**RECORDS SHOWN:**
--

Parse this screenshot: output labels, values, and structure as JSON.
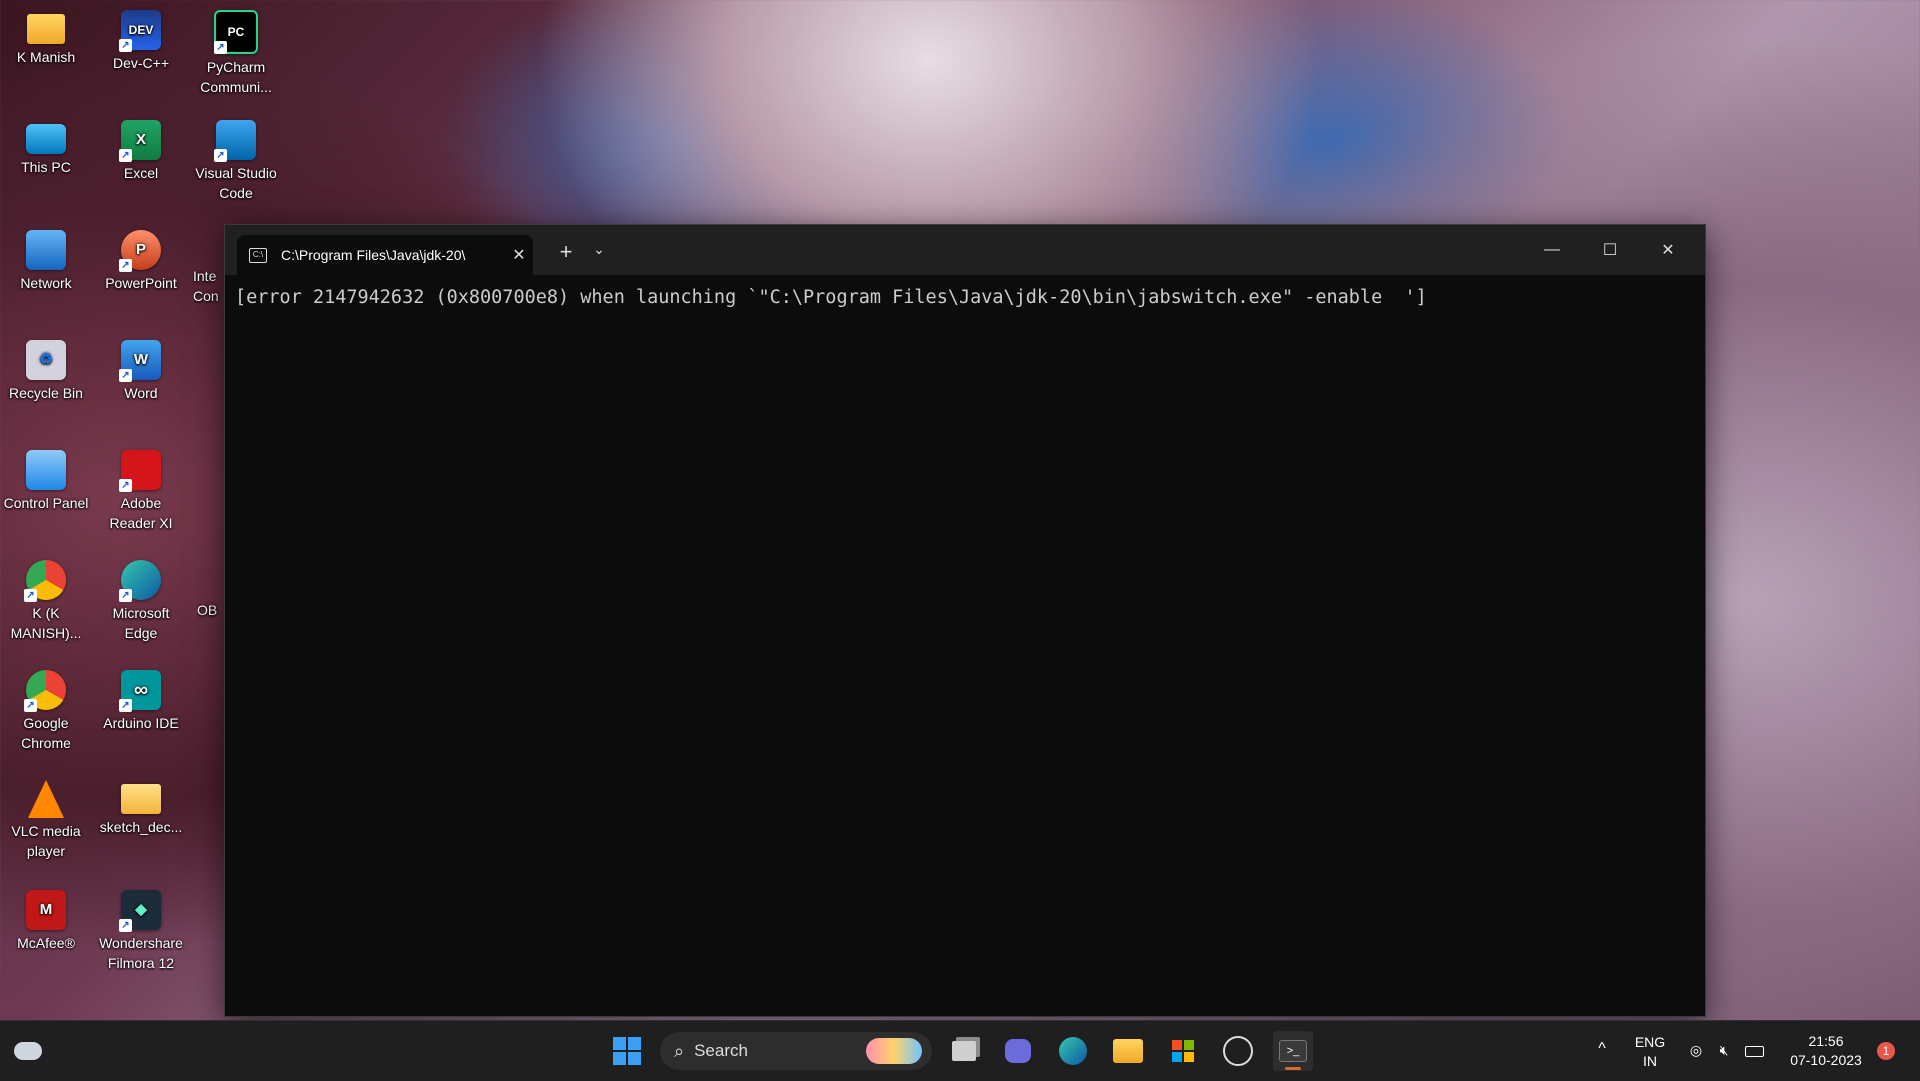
{
  "desktop": {
    "icons": [
      {
        "label": "K Manish"
      },
      {
        "label": "Dev-C++",
        "glyph": "DEV"
      },
      {
        "label": "PyCharm Communi...",
        "glyph": "PC"
      },
      {
        "label": "This PC"
      },
      {
        "label": "Excel",
        "glyph": "X"
      },
      {
        "label": "Visual Studio Code"
      },
      {
        "label": "Network"
      },
      {
        "label": "PowerPoint",
        "glyph": "P"
      },
      {
        "label": "Inte Con"
      },
      {
        "label": "Recycle Bin",
        "glyph": "♻"
      },
      {
        "label": "Word",
        "glyph": "W"
      },
      {
        "label": "Control Panel"
      },
      {
        "label": "Adobe Reader XI"
      },
      {
        "label": "K (K MANISH)..."
      },
      {
        "label": "Microsoft Edge"
      },
      {
        "label": "OB"
      },
      {
        "label": "Google Chrome"
      },
      {
        "label": "Arduino IDE",
        "glyph": "∞"
      },
      {
        "label": "VLC media player"
      },
      {
        "label": "sketch_dec..."
      },
      {
        "label": "McAfee®",
        "glyph": "M"
      },
      {
        "label": "Wondershare Filmora 12"
      }
    ]
  },
  "terminal": {
    "tab_title": "C:\\Program Files\\Java\\jdk-20\\",
    "tab_icon_glyph": "C:\\",
    "close_tab": "✕",
    "new_tab": "+",
    "dropdown": "⌄",
    "minimize": "—",
    "maximize": "☐",
    "close": "✕",
    "output": "[error 2147942632 (0x800700e8) when launching `\"C:\\Program Files\\Java\\jdk-20\\bin\\jabswitch.exe\" -enable  ']"
  },
  "taskbar": {
    "search_placeholder": "Search",
    "language_top": "ENG",
    "language_bottom": "IN",
    "time": "21:56",
    "date": "07-10-2023",
    "notification_count": "1",
    "tray_overflow": "^"
  },
  "colors": {
    "terminal_bg": "#0c0c0c",
    "titlebar_bg": "#202020",
    "taskbar_bg": "#1f1f1f",
    "accent": "#0078d4"
  }
}
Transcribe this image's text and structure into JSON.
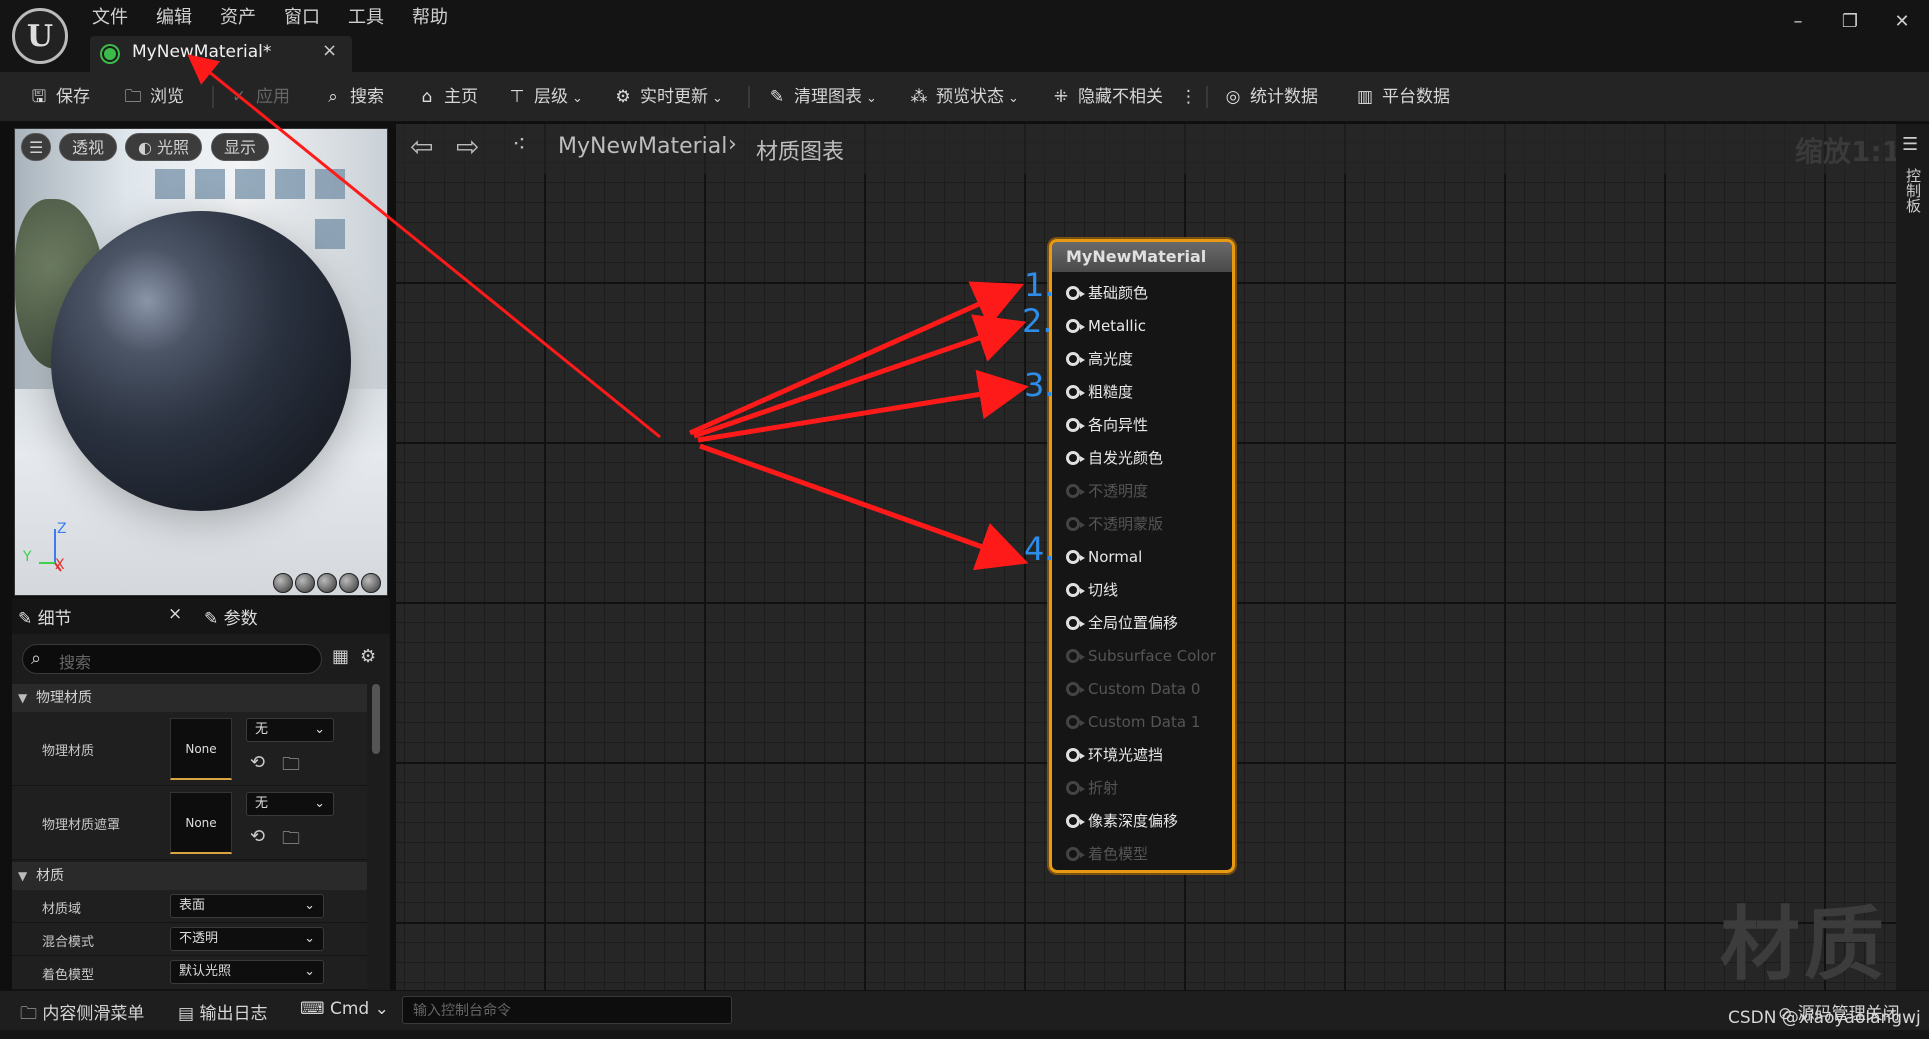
{
  "app": {
    "logo_text": "U",
    "menu": [
      "文件",
      "编辑",
      "资产",
      "窗口",
      "工具",
      "帮助"
    ],
    "tab_title": "MyNewMaterial*",
    "tab_close": "×",
    "window_buttons": [
      "–",
      "❐",
      "✕"
    ]
  },
  "toolbar": {
    "save": "保存",
    "browse": "浏览",
    "apply": "应用",
    "search": "搜索",
    "home": "主页",
    "hierarchy": "层级",
    "live_update": "实时更新",
    "clean_graph": "清理图表",
    "preview_state": "预览状态",
    "hide_unrelated": "隐藏不相关",
    "more": "⋮",
    "stats": "统计数据",
    "platform_stats": "平台数据"
  },
  "viewport": {
    "menu_icon": "☰",
    "perspective": "透视",
    "lit": "光照",
    "show": "显示",
    "axis_z": "Z",
    "axis_y": "Y",
    "axis_x": "X"
  },
  "details": {
    "tab_details": "细节",
    "tab_close": "×",
    "tab_params": "参数",
    "search_placeholder": "搜索",
    "cat_physical": "物理材质",
    "phys_mat_label": "物理材质",
    "phys_mat_thumb": "None",
    "phys_mat_value": "无",
    "phys_mask_label": "物理材质遮罩",
    "phys_mask_thumb": "None",
    "phys_mask_value": "无",
    "cat_material": "材质",
    "domain_label": "材质域",
    "domain_value": "表面",
    "blend_label": "混合模式",
    "blend_value": "不透明",
    "shading_label": "着色模型",
    "shading_value": "默认光照"
  },
  "graph": {
    "breadcrumb_root": "MyNewMaterial",
    "breadcrumb_sep": "›",
    "breadcrumb_leaf": "材质图表",
    "zoom": "缩放1:1",
    "watermark": "材质",
    "side_panel": "控制板"
  },
  "node": {
    "title": "MyNewMaterial",
    "pins": [
      {
        "label": "基础颜色",
        "enabled": true
      },
      {
        "label": "Metallic",
        "enabled": true
      },
      {
        "label": "高光度",
        "enabled": true
      },
      {
        "label": "粗糙度",
        "enabled": true
      },
      {
        "label": "各向异性",
        "enabled": true
      },
      {
        "label": "自发光颜色",
        "enabled": true
      },
      {
        "label": "不透明度",
        "enabled": false
      },
      {
        "label": "不透明蒙版",
        "enabled": false
      },
      {
        "label": "Normal",
        "enabled": true
      },
      {
        "label": "切线",
        "enabled": true
      },
      {
        "label": "全局位置偏移",
        "enabled": true
      },
      {
        "label": "Subsurface Color",
        "enabled": false
      },
      {
        "label": "Custom Data 0",
        "enabled": false
      },
      {
        "label": "Custom Data 1",
        "enabled": false
      },
      {
        "label": "环境光遮挡",
        "enabled": true
      },
      {
        "label": "折射",
        "enabled": false
      },
      {
        "label": "像素深度偏移",
        "enabled": true
      },
      {
        "label": "着色模型",
        "enabled": false
      }
    ]
  },
  "annotations": {
    "labels": [
      "1.",
      "2.",
      "3.",
      "4."
    ],
    "arrow_color": "#ff1a1a",
    "number_color": "#2e8de8"
  },
  "bottombar": {
    "content_drawer": "内容侧滑菜单",
    "output_log": "输出日志",
    "cmd": "Cmd",
    "cmd_placeholder": "输入控制台命令",
    "source_control": "源码管理关闭"
  },
  "watermark_csdn": "CSDN @xiaoyaolangwj",
  "colors": {
    "accent_orange": "#e89a12",
    "green_tab_icon": "#3dbb4a",
    "background": "#0f0f0f"
  }
}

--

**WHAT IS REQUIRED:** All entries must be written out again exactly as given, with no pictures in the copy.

**RESPONSE TO THE EXERCISE:**
Parse this screenshot: output labels, values, and structure as JSON.
{
  "desktop": {
    "icons": [
      {
        "label": "K Manish"
      },
      {
        "label": "Dev-C++",
        "glyph": "DEV"
      },
      {
        "label": "PyCharm Communi...",
        "glyph": "PC"
      },
      {
        "label": "This PC"
      },
      {
        "label": "Excel",
        "glyph": "X"
      },
      {
        "label": "Visual Studio Code"
      },
      {
        "label": "Network"
      },
      {
        "label": "PowerPoint",
        "glyph": "P"
      },
      {
        "label": "Inte Con"
      },
      {
        "label": "Recycle Bin",
        "glyph": "♻"
      },
      {
        "label": "Word",
        "glyph": "W"
      },
      {
        "label": "Control Panel"
      },
      {
        "label": "Adobe Reader XI"
      },
      {
        "label": "K (K MANISH)..."
      },
      {
        "label": "Microsoft Edge"
      },
      {
        "label": "OB"
      },
      {
        "label": "Google Chrome"
      },
      {
        "label": "Arduino IDE",
        "glyph": "∞"
      },
      {
        "label": "VLC media player"
      },
      {
        "label": "sketch_dec..."
      },
      {
        "label": "McAfee®",
        "glyph": "M"
      },
      {
        "label": "Wondershare Filmora 12"
      }
    ]
  },
  "terminal": {
    "tab_title": "C:\\Program Files\\Java\\jdk-20\\",
    "tab_icon_glyph": "C:\\",
    "close_tab": "✕",
    "new_tab": "+",
    "dropdown": "⌄",
    "minimize": "—",
    "maximize": "☐",
    "close": "✕",
    "output": "[error 2147942632 (0x800700e8) when launching `\"C:\\Program Files\\Java\\jdk-20\\bin\\jabswitch.exe\" -enable  ']"
  },
  "taskbar": {
    "search_placeholder": "Search",
    "language_top": "ENG",
    "language_bottom": "IN",
    "time": "21:56",
    "date": "07-10-2023",
    "notification_count": "1",
    "tray_overflow": "^"
  },
  "colors": {
    "terminal_bg": "#0c0c0c",
    "titlebar_bg": "#202020",
    "taskbar_bg": "#1f1f1f",
    "accent": "#0078d4"
  }
}
Transcribe this image's text and structure into JSON.
{
  "app": {
    "logo_text": "U",
    "menu": [
      "文件",
      "编辑",
      "资产",
      "窗口",
      "工具",
      "帮助"
    ],
    "tab_title": "MyNewMaterial*",
    "tab_close": "×",
    "window_buttons": [
      "–",
      "❐",
      "✕"
    ]
  },
  "toolbar": {
    "save": "保存",
    "browse": "浏览",
    "apply": "应用",
    "search": "搜索",
    "home": "主页",
    "hierarchy": "层级",
    "live_update": "实时更新",
    "clean_graph": "清理图表",
    "preview_state": "预览状态",
    "hide_unrelated": "隐藏不相关",
    "more": "⋮",
    "stats": "统计数据",
    "platform_stats": "平台数据"
  },
  "viewport": {
    "menu_icon": "☰",
    "perspective": "透视",
    "lit": "光照",
    "show": "显示",
    "axis_z": "Z",
    "axis_y": "Y",
    "axis_x": "X"
  },
  "details": {
    "tab_details": "细节",
    "tab_close": "×",
    "tab_params": "参数",
    "search_placeholder": "搜索",
    "cat_physical": "物理材质",
    "phys_mat_label": "物理材质",
    "phys_mat_thumb": "None",
    "phys_mat_value": "无",
    "phys_mask_label": "物理材质遮罩",
    "phys_mask_thumb": "None",
    "phys_mask_value": "无",
    "cat_material": "材质",
    "domain_label": "材质域",
    "domain_value": "表面",
    "blend_label": "混合模式",
    "blend_value": "不透明",
    "shading_label": "着色模型",
    "shading_value": "默认光照"
  },
  "graph": {
    "breadcrumb_root": "MyNewMaterial",
    "breadcrumb_sep": "›",
    "breadcrumb_leaf": "材质图表",
    "zoom": "缩放1:1",
    "watermark": "材质",
    "side_panel": "控制板"
  },
  "node": {
    "title": "MyNewMaterial",
    "pins": [
      {
        "label": "基础颜色",
        "enabled": true
      },
      {
        "label": "Metallic",
        "enabled": true
      },
      {
        "label": "高光度",
        "enabled": true
      },
      {
        "label": "粗糙度",
        "enabled": true
      },
      {
        "label": "各向异性",
        "enabled": true
      },
      {
        "label": "自发光颜色",
        "enabled": true
      },
      {
        "label": "不透明度",
        "enabled": false
      },
      {
        "label": "不透明蒙版",
        "enabled": false
      },
      {
        "label": "Normal",
        "enabled": true
      },
      {
        "label": "切线",
        "enabled": true
      },
      {
        "label": "全局位置偏移",
        "enabled": true
      },
      {
        "label": "Subsurface Color",
        "enabled": false
      },
      {
        "label": "Custom Data 0",
        "enabled": false
      },
      {
        "label": "Custom Data 1",
        "enabled": false
      },
      {
        "label": "环境光遮挡",
        "enabled": true
      },
      {
        "label": "折射",
        "enabled": false
      },
      {
        "label": "像素深度偏移",
        "enabled": true
      },
      {
        "label": "着色模型",
        "enabled": false
      }
    ]
  },
  "annotations": {
    "labels": [
      "1.",
      "2.",
      "3.",
      "4."
    ],
    "arrow_color": "#ff1a1a",
    "number_color": "#2e8de8"
  },
  "bottombar": {
    "content_drawer": "内容侧滑菜单",
    "output_log": "输出日志",
    "cmd": "Cmd",
    "cmd_placeholder": "输入控制台命令",
    "source_control": "源码管理关闭"
  },
  "watermark_csdn": "CSDN @xiaoyaolangwj",
  "colors": {
    "accent_orange": "#e89a12",
    "green_tab_icon": "#3dbb4a",
    "background": "#0f0f0f"
  }
}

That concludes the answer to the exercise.